While there have been numerous conflicting reports about whether or not it will even happen, I do worry about all this excitement and desire for Mike Anderson to be the next Razorback basketball coach.
Many Hog fans are certain that Mike can restore Razorback basketball to the ’40 Minutes of Hell’ style and success of Nolan and quickly return the program to the glory days. They envision Elite Eight and Final Four appearances on a regular basis and the return of the Kentucky game to national status on Super Bowl Sunday. Any other result is simply not within the realm of their imagination.
While I do believe Mike is a fine basketball coach, my fear is that there is no way he can possibly live up to these expectations.
College basketball has changed over the years since Arkansas won the National Championship. Much of what made the ’40 Minutes of Hell’ unique to Nolan and Arkansas is now standard fare. 10-man rotations, periods of intense pressure defense, pushing the ball in transition, multiple 3-point shooters and a strong half court post game are par for the course for the better teams.
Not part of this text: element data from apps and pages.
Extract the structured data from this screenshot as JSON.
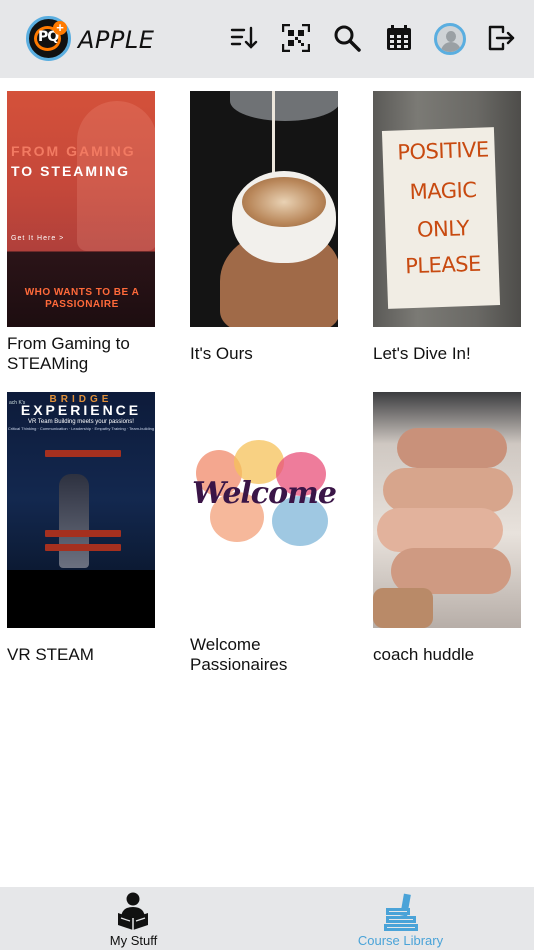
{
  "header": {
    "app_name": "APPLE",
    "logo_text": "PQ",
    "icons": [
      "sort-icon",
      "qr-code-icon",
      "search-icon",
      "calendar-icon",
      "avatar",
      "logout-icon"
    ]
  },
  "courses": [
    {
      "title": "From Gaming to STEAMing",
      "thumb_text": {
        "line1": "FROM GAMING",
        "line2": "TO STEAMING",
        "cta": "Get It Here >",
        "neon": "WHO WANTS TO BE A PASSIONAIRE"
      }
    },
    {
      "title": "It's Ours"
    },
    {
      "title": "Let's Dive In!",
      "thumb_text": {
        "l1": "POSITIVE",
        "l2": "MAGIC",
        "l3": "ONLY",
        "l4": "PLEASE"
      }
    },
    {
      "title": "VR STEAM",
      "thumb_text": {
        "corner": "ach K's",
        "bridge": "BRIDGE",
        "experience": "EXPERIENCE",
        "tagline": "VR Team Building meets your passions!",
        "list": "Critical Thinking · Communication · Leadership · Empathy Training · Team-building"
      }
    },
    {
      "title": "Welcome Passionaires",
      "thumb_text": {
        "word": "Welcome"
      }
    },
    {
      "title": "coach huddle"
    }
  ],
  "tabbar": {
    "tabs": [
      {
        "label": "My Stuff",
        "active": false
      },
      {
        "label": "Course Library",
        "active": true
      }
    ],
    "active_color": "#4aa3d8",
    "inactive_color": "#111111"
  }
}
I’ve watched a lot of Mike Anderson teams and games over the past few years. While some have been better than others, my take is that there are a lot of coaches out there playing version 2 or 3 of this aggressive style while Mike is still coaching version 1. His teams tend to have the same issues most of Nolan’s teams had — poor rebounding and struggles in half court offense.
Of Nolan’s teams at Arkansas, only the 1994 and 1995 teams had the type of size needed to contend for the National Championship. Without the contributions of the two seven-foot freshmen (Robinson and Wilson) at key moments, the 1994 team wouldn’t have made the Final Four.
No problem, you say? It’s possessions that count? Steals make up for poor rebounding? Unfortunately, the ball handling skills of today’s players and their ability to handle pressure defense are much better than in the days of Nolan. They have grown up playing against pressure defenses.
Mike Anderson, or whoever comes to coach Arkansas, will have their work cut out for them to make the program “nationally relevant” again. Mike would have the added pressure of living up to a time that is now based more in nostalgia than reality.
Thomas Wolfe once wrote, “You can’t go home again.” Looking for current success by going back to the past is a recipe for disappointment for everyone involved.
There are many strong contenders to be the next Razorback basketball coach. I’m hopeful we take a good look around before we decide.